Results: The lightgreen module (MElightgreen) in GSE43292 and the brown module (MEbrown) in GSE28829 were identified as advanced plaque-related modules. Conservation analysis of these two modules showed high similarity. GO and KEGG enrichment analysis revealed that genes in both MElightgreen and MEbrown were enriched in immune cell activation, secretory granules, cytokine activity, and immunoinflammatory signaling. RBM47, HCK, CD53, TYROBP, and HAVCR2 were identified as common hub genes, which were validated to be upregulated in advanced atherosclerotic plaques, to well distinguish CAD patients from non-CAD people and to regulate immune cell function-related mechanisms in advanced atherosclerosis.
Conclusions: We have identified RBM47, HCK, CD53, TYROBP, and HAVCR2 as immune-responsive hub genes related to advanced plaques, which may provide potential intervention targets to treat advanced atherosclerotic plaques.
Read the peer-reviewed publication
- Gene and Molecular Therapy
- Genetically Modified Animals
- Developmental Genetics (incl. Sex Determination)

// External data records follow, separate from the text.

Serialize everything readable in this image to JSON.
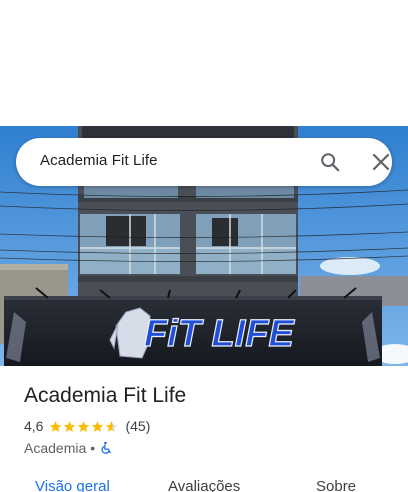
{
  "search": {
    "query": "Academia Fit Life"
  },
  "hero": {
    "sign_text": "FiT LIFE"
  },
  "place": {
    "name": "Academia Fit Life",
    "rating": "4,6",
    "rating_value": 4.6,
    "reviews": "(45)",
    "category": "Academia",
    "separator": "•"
  },
  "tabs": [
    {
      "label": "Visão geral",
      "active": true
    },
    {
      "label": "Avaliações",
      "active": false
    },
    {
      "label": "Sobre",
      "active": false
    }
  ],
  "colors": {
    "accent": "#1a73e8",
    "star": "#fbbc04",
    "sky": "#3f8ed8"
  }
}
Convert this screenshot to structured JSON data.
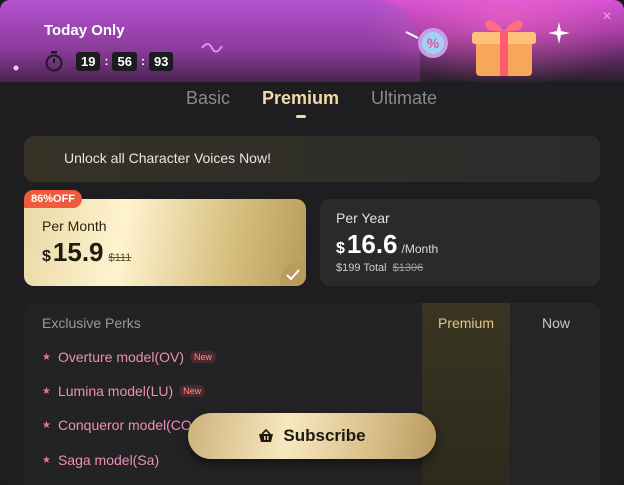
{
  "header": {
    "title": "Today Only",
    "timer": {
      "hours": "19",
      "minutes": "56",
      "seconds": "93",
      "separator": ":"
    },
    "close_icon": "×"
  },
  "tabs": [
    {
      "label": "Basic",
      "active": false
    },
    {
      "label": "Premium",
      "active": true
    },
    {
      "label": "Ultimate",
      "active": false
    }
  ],
  "unlock_banner": {
    "text": "Unlock all Character Voices Now!"
  },
  "plans": {
    "month": {
      "badge": "86%OFF",
      "label": "Per Month",
      "currency": "$",
      "price": "15.9",
      "original": "$111",
      "selected": true
    },
    "year": {
      "label": "Per Year",
      "currency": "$",
      "price": "16.6",
      "per": "/Month",
      "total_prefix": "$199 Total",
      "total_original": "$1306",
      "selected": false
    }
  },
  "perks": {
    "heading": "Exclusive Perks",
    "col_premium": "Premium",
    "col_now": "Now",
    "items": [
      {
        "label": "Overture model(OV)",
        "badge": "New"
      },
      {
        "label": "Lumina model(LU)",
        "badge": "New"
      },
      {
        "label": "Conqueror model(CO",
        "badge": ""
      },
      {
        "label": "Saga model(Sa)",
        "badge": ""
      }
    ]
  },
  "subscribe_button": {
    "label": "Subscribe"
  },
  "colors": {
    "accent_gold": "#f3d9a8",
    "badge_red": "#ef5b3c",
    "perk_pink": "#ee8fb4",
    "banner_magenta": "#d34fd6"
  }
}
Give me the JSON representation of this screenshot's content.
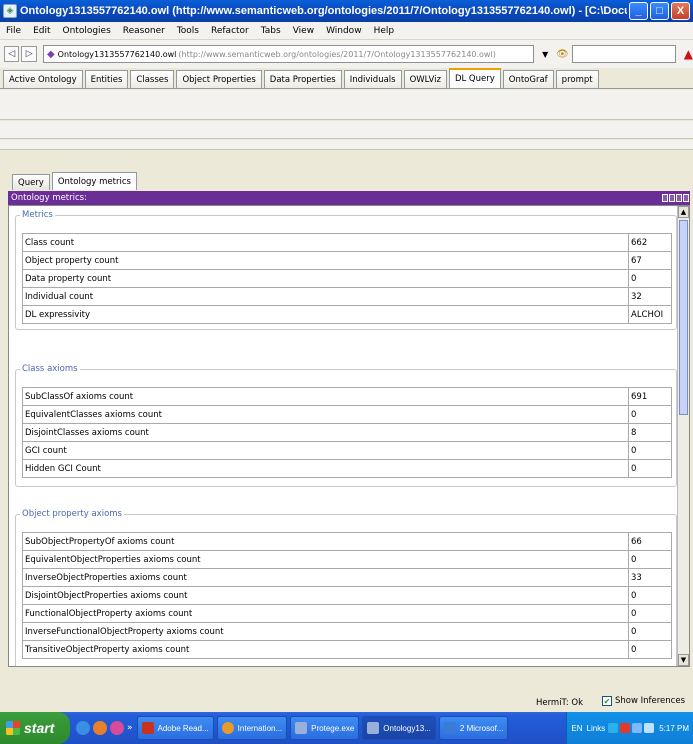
{
  "window": {
    "title": "Ontology1313557762140.owl (http://www.semanticweb.org/ontologies/2011/7/Ontology1313557762140.owl) - [C:\\Documents and Settings\\M. Te...",
    "min": "_",
    "max": "□",
    "close": "X"
  },
  "menu": [
    "File",
    "Edit",
    "Ontologies",
    "Reasoner",
    "Tools",
    "Refactor",
    "Tabs",
    "View",
    "Window",
    "Help"
  ],
  "address": {
    "ontology_name": "Ontology1313557762140.owl",
    "iri": "(http://www.semanticweb.org/ontologies/2011/7/Ontology1313557762140.owl)",
    "search_value": ""
  },
  "tabs": [
    {
      "label": "Active Ontology"
    },
    {
      "label": "Entities"
    },
    {
      "label": "Classes"
    },
    {
      "label": "Object Properties"
    },
    {
      "label": "Data Properties"
    },
    {
      "label": "Individuals"
    },
    {
      "label": "OWLViz"
    },
    {
      "label": "DL Query",
      "active": true
    },
    {
      "label": "OntoGraf"
    },
    {
      "label": "prompt"
    }
  ],
  "subtabs": [
    {
      "label": "Query"
    },
    {
      "label": "Ontology metrics",
      "active": true
    }
  ],
  "view": {
    "title": "Ontology metrics:"
  },
  "groups": {
    "metrics": {
      "legend": "Metrics",
      "rows": [
        {
          "name": "Class count",
          "value": "662"
        },
        {
          "name": "Object property count",
          "value": "67"
        },
        {
          "name": "Data property count",
          "value": "0"
        },
        {
          "name": "Individual count",
          "value": "32"
        },
        {
          "name": "DL expressivity",
          "value": "ALCHOI"
        }
      ]
    },
    "class_axioms": {
      "legend": "Class axioms",
      "rows": [
        {
          "name": "SubClassOf axioms count",
          "value": "691"
        },
        {
          "name": "EquivalentClasses axioms count",
          "value": "0"
        },
        {
          "name": "DisjointClasses axioms count",
          "value": "8"
        },
        {
          "name": "GCI count",
          "value": "0"
        },
        {
          "name": "Hidden GCI Count",
          "value": "0"
        }
      ]
    },
    "object_property_axioms": {
      "legend": "Object property axioms",
      "rows": [
        {
          "name": "SubObjectPropertyOf axioms count",
          "value": "66"
        },
        {
          "name": "EquivalentObjectProperties axioms count",
          "value": "0"
        },
        {
          "name": "InverseObjectProperties axioms count",
          "value": "33"
        },
        {
          "name": "DisjointObjectProperties axioms count",
          "value": "0"
        },
        {
          "name": "FunctionalObjectProperty axioms count",
          "value": "0"
        },
        {
          "name": "InverseFunctionalObjectProperty axioms count",
          "value": "0"
        },
        {
          "name": "TransitiveObjectProperty axioms count",
          "value": "0"
        }
      ]
    }
  },
  "status": {
    "reasoner": "HermiT: Ok",
    "show_inferences_label": "Show Inferences",
    "show_inferences_checked": true
  },
  "taskbar": {
    "start": "start",
    "buttons": [
      {
        "label": "Adobe Read...",
        "icon_color": "#c8321e"
      },
      {
        "label": "Internation...",
        "icon_color": "#e89a2a"
      },
      {
        "label": "Protege.exe",
        "icon_color": "#9ab0d8"
      },
      {
        "label": "Ontology13...",
        "icon_color": "#9ab0d8",
        "active": true
      },
      {
        "label": "2 Microsof...",
        "icon_color": "#3a7bd8"
      }
    ],
    "lang": "EN",
    "links": "Links",
    "time": "5:17 PM"
  }
}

- Epigenetics (incl. Genome Methylation and Epigenomics)
- Gene Expression (incl. Microarray and other genome-wide approaches)
- Livestock Cloning
- Genome Structure and Regulation
- Genetic Engineering